At the time of the Roman occupation, there was no longer an Israel. And in fact, a whole slew of Roman writers, from Pliny the Elder to the Jewish Philo of Alexandria and Josephus, who was a general in the revolt of 70 AD, referred to Palestine before it became the name of a province. Philo wrote in his Life of Moses that,

“[Moses] conducted his people as a colony into Phoenicia, and into the Coele-Syria, and Palestine, which was at that time called the land of the Canaanites, the borders of which country were three days’ journey distant from Egypt.”

In his Against Apion, Josephus writes,

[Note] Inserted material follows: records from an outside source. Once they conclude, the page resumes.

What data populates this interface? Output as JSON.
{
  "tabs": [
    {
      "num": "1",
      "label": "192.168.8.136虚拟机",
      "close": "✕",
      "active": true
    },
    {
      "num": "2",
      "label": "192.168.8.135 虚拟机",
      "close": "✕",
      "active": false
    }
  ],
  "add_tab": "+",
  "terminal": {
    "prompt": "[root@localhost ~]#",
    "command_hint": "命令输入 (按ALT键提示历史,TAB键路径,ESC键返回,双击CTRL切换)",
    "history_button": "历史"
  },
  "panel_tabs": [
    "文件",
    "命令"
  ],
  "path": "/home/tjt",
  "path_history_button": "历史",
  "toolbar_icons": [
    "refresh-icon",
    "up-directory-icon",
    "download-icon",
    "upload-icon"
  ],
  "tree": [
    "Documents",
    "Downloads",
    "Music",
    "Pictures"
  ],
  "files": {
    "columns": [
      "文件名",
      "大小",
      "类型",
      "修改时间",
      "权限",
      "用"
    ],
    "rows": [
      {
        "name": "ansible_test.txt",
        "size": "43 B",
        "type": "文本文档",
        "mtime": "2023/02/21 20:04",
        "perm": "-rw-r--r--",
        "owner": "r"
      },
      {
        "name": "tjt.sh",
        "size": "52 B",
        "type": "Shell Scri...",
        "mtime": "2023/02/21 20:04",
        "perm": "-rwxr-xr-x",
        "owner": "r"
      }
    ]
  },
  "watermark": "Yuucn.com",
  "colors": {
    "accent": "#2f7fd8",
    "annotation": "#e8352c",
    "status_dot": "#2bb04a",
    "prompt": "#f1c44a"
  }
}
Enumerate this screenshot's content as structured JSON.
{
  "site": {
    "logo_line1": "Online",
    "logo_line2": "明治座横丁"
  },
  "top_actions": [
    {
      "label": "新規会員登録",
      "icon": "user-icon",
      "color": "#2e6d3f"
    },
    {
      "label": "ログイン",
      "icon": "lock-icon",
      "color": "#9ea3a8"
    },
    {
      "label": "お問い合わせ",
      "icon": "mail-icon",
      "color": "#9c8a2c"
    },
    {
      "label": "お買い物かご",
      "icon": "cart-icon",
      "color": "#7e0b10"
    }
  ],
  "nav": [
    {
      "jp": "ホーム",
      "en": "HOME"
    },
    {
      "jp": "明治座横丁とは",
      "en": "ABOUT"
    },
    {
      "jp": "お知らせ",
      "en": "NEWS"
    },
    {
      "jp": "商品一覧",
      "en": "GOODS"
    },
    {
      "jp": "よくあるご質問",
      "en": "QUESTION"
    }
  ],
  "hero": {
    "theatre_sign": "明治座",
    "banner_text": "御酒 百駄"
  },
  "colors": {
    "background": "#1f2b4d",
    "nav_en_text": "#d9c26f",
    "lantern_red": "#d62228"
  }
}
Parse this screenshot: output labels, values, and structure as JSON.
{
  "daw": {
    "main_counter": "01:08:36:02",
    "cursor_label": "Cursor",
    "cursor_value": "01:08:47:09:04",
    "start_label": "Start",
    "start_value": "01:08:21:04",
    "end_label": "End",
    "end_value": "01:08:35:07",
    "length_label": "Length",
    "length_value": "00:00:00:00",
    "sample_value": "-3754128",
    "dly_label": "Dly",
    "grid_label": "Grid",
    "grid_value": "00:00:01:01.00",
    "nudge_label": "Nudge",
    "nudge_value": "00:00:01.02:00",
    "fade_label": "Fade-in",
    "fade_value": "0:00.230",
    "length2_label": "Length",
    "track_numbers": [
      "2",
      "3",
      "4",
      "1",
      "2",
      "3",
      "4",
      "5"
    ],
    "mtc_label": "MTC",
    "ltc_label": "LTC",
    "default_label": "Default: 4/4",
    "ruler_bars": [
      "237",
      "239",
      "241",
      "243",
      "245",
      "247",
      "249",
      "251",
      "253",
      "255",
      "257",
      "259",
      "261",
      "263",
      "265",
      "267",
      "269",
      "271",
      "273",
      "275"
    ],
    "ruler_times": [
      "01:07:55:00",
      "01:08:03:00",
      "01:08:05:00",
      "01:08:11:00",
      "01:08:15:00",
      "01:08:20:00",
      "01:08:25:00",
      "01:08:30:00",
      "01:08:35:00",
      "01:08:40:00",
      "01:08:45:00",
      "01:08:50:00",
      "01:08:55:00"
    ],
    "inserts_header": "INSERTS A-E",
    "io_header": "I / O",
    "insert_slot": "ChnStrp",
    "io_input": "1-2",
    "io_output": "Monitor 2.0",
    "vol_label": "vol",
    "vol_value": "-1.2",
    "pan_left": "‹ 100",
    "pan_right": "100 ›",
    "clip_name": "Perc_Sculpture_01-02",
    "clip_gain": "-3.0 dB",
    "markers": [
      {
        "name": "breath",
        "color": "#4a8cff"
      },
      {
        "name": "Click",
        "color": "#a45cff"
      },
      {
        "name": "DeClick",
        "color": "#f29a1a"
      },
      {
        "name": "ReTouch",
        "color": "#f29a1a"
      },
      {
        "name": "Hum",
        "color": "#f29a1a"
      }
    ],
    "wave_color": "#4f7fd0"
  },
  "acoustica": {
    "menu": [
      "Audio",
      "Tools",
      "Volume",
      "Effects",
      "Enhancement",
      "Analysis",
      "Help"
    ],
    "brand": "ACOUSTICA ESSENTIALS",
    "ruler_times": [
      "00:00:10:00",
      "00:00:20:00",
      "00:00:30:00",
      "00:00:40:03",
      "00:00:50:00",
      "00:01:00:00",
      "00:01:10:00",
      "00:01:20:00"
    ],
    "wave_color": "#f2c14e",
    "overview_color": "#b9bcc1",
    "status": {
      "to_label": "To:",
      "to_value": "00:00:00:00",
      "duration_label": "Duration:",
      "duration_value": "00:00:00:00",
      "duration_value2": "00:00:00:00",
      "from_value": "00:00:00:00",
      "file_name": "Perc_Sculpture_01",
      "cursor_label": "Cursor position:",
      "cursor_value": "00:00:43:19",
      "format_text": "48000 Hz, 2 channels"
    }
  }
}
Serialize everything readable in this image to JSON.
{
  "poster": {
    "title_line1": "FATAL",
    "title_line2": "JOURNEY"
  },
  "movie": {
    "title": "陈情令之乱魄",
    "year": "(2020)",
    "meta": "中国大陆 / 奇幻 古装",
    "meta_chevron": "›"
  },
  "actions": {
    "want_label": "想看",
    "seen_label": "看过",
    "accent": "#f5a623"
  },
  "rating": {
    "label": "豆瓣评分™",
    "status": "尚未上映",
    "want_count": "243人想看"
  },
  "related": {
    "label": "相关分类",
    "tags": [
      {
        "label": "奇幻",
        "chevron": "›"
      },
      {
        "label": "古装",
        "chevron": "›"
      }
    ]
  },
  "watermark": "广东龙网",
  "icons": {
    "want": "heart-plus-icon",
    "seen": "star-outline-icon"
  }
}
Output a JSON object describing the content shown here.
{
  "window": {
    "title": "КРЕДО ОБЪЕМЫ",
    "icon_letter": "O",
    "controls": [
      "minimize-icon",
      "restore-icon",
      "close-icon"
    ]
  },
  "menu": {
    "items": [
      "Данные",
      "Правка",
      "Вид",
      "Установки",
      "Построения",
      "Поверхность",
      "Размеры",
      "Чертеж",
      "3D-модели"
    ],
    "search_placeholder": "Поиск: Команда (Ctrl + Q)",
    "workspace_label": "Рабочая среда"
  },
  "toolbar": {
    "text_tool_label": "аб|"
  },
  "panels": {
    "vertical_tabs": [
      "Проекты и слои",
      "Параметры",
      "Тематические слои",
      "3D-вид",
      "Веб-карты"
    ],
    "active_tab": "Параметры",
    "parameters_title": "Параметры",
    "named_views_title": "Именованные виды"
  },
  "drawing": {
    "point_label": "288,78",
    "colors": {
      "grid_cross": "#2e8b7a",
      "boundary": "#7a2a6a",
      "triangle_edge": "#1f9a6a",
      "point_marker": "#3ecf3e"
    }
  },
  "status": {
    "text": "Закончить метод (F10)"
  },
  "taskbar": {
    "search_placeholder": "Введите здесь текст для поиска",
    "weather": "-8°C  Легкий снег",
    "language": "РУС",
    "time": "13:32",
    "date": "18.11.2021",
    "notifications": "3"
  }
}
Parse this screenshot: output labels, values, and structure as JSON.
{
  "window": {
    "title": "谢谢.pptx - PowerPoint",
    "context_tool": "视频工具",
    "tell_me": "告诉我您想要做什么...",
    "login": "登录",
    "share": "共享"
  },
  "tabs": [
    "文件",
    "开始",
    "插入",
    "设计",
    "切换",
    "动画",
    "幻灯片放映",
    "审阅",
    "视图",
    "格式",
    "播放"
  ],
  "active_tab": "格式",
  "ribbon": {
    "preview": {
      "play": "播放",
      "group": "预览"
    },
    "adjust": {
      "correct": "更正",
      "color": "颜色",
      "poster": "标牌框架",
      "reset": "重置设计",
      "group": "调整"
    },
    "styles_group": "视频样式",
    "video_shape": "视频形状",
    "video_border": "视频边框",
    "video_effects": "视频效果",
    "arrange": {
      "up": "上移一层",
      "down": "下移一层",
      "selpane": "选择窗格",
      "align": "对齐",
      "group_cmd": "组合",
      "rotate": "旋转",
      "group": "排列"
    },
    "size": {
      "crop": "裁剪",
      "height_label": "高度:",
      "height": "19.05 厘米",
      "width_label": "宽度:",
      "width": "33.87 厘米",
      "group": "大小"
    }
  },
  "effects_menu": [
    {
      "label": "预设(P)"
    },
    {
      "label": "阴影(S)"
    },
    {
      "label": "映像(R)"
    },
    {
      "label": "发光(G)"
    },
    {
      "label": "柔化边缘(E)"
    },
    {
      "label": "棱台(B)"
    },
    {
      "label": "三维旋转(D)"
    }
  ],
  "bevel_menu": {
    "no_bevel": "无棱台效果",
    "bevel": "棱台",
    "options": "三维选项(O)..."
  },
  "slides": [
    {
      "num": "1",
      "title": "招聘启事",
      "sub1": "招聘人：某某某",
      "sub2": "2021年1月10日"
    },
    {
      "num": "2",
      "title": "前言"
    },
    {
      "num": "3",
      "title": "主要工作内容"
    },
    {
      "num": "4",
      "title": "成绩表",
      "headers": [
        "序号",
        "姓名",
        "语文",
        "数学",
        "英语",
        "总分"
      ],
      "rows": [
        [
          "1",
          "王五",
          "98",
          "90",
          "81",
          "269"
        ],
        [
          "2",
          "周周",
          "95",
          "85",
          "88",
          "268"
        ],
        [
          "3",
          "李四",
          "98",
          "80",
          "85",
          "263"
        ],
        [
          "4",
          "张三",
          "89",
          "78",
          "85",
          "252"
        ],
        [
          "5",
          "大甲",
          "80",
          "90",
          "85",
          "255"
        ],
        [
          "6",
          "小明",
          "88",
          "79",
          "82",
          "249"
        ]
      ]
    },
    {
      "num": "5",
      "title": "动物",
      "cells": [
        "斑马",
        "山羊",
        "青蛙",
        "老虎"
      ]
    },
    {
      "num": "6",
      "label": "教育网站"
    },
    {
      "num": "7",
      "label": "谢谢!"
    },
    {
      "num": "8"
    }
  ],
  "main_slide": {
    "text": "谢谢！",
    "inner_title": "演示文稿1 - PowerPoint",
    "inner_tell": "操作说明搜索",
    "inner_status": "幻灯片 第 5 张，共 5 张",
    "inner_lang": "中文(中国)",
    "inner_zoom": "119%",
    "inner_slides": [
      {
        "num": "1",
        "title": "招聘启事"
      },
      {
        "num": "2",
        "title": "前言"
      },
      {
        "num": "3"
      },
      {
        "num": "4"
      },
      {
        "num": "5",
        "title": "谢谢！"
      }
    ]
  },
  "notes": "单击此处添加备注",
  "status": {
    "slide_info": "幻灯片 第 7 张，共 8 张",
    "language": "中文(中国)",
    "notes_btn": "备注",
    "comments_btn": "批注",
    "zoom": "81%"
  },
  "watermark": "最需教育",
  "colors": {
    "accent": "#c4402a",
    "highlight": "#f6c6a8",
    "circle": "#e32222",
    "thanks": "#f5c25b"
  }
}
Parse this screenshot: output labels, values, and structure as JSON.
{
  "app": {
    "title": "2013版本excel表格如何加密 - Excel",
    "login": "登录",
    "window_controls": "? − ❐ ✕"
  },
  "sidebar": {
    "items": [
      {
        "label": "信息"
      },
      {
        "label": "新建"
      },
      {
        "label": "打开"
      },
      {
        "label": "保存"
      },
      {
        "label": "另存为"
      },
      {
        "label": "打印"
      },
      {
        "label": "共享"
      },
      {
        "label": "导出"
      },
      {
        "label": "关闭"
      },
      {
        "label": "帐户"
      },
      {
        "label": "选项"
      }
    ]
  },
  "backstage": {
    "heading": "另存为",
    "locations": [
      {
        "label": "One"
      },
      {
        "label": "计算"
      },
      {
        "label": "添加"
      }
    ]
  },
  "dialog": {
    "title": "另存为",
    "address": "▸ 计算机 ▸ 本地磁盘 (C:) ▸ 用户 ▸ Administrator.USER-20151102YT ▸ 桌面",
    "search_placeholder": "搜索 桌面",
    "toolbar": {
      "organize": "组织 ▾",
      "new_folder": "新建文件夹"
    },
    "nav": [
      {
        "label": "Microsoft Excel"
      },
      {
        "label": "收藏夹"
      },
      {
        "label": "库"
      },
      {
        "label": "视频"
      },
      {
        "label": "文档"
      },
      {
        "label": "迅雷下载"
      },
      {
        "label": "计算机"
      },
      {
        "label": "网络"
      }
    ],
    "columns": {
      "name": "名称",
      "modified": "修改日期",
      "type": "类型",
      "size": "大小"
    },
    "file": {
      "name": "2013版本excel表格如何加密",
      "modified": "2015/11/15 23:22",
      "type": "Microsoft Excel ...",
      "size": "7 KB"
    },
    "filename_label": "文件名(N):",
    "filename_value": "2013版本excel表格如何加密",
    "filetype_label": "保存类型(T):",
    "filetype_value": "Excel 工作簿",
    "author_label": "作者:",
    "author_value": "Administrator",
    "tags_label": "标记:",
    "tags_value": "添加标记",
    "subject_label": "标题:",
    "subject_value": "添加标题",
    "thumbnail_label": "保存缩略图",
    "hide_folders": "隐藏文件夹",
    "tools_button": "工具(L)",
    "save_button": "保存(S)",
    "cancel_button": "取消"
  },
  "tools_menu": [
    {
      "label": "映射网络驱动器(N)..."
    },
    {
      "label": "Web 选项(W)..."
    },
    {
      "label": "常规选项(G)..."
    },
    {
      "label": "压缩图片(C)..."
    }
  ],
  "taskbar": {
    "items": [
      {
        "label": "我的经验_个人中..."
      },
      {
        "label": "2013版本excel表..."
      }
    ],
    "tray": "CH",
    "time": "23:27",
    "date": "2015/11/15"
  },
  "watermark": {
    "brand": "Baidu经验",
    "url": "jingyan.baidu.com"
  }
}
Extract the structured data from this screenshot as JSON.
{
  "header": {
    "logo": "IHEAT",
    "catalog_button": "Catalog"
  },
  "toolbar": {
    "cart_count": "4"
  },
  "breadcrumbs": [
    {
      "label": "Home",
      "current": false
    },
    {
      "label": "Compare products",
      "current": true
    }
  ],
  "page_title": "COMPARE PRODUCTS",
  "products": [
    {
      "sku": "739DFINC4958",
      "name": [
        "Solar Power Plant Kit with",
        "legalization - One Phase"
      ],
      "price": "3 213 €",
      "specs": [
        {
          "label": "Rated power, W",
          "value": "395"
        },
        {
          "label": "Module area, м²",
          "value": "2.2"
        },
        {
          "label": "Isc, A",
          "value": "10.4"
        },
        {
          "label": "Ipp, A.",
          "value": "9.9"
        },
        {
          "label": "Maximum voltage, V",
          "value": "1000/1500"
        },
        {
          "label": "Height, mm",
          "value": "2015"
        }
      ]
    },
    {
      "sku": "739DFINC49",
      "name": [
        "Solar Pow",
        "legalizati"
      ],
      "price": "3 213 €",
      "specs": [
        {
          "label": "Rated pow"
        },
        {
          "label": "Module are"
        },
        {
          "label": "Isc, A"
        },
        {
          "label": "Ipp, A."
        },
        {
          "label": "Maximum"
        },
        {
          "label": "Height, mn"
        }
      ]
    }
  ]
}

“Herodotus says, that ‘the Syrians that are in Palestine are circumcised.’ But there are no inhabitants of Palestine that are circumcised excepting the Jews; and, therefore, it must be his knowledge of them that enabled him to speak so much concerning them.”

So Even Jews tell us that the Jews lived in Palestine. Oops, Joseph Farah. You are wrong. So sad.

Joseph Farah is guilty of yet another misuse of the Bible of the sort so often seen at the hands of Religious Right figures, and perhaps reads too much David Barton, or like Barton, simply feels that making things up is preferable to reporting what actually is.

Obviously, the term “Palestinian” has become a very loaded term and it carries a meaning not present in Jesus’ day. Farah will have to get past that if he wants to appeal to history. But he does not want to get past his preconceptions. Not at all.

It does very little good to have a book you claim to follow, to claim your Bible and your religion is historical and then reject the history that forms its very context. And this is what Farah has done. Even in the terms of his time, both among Romans and educated Jews, Jesus was a Palestinian.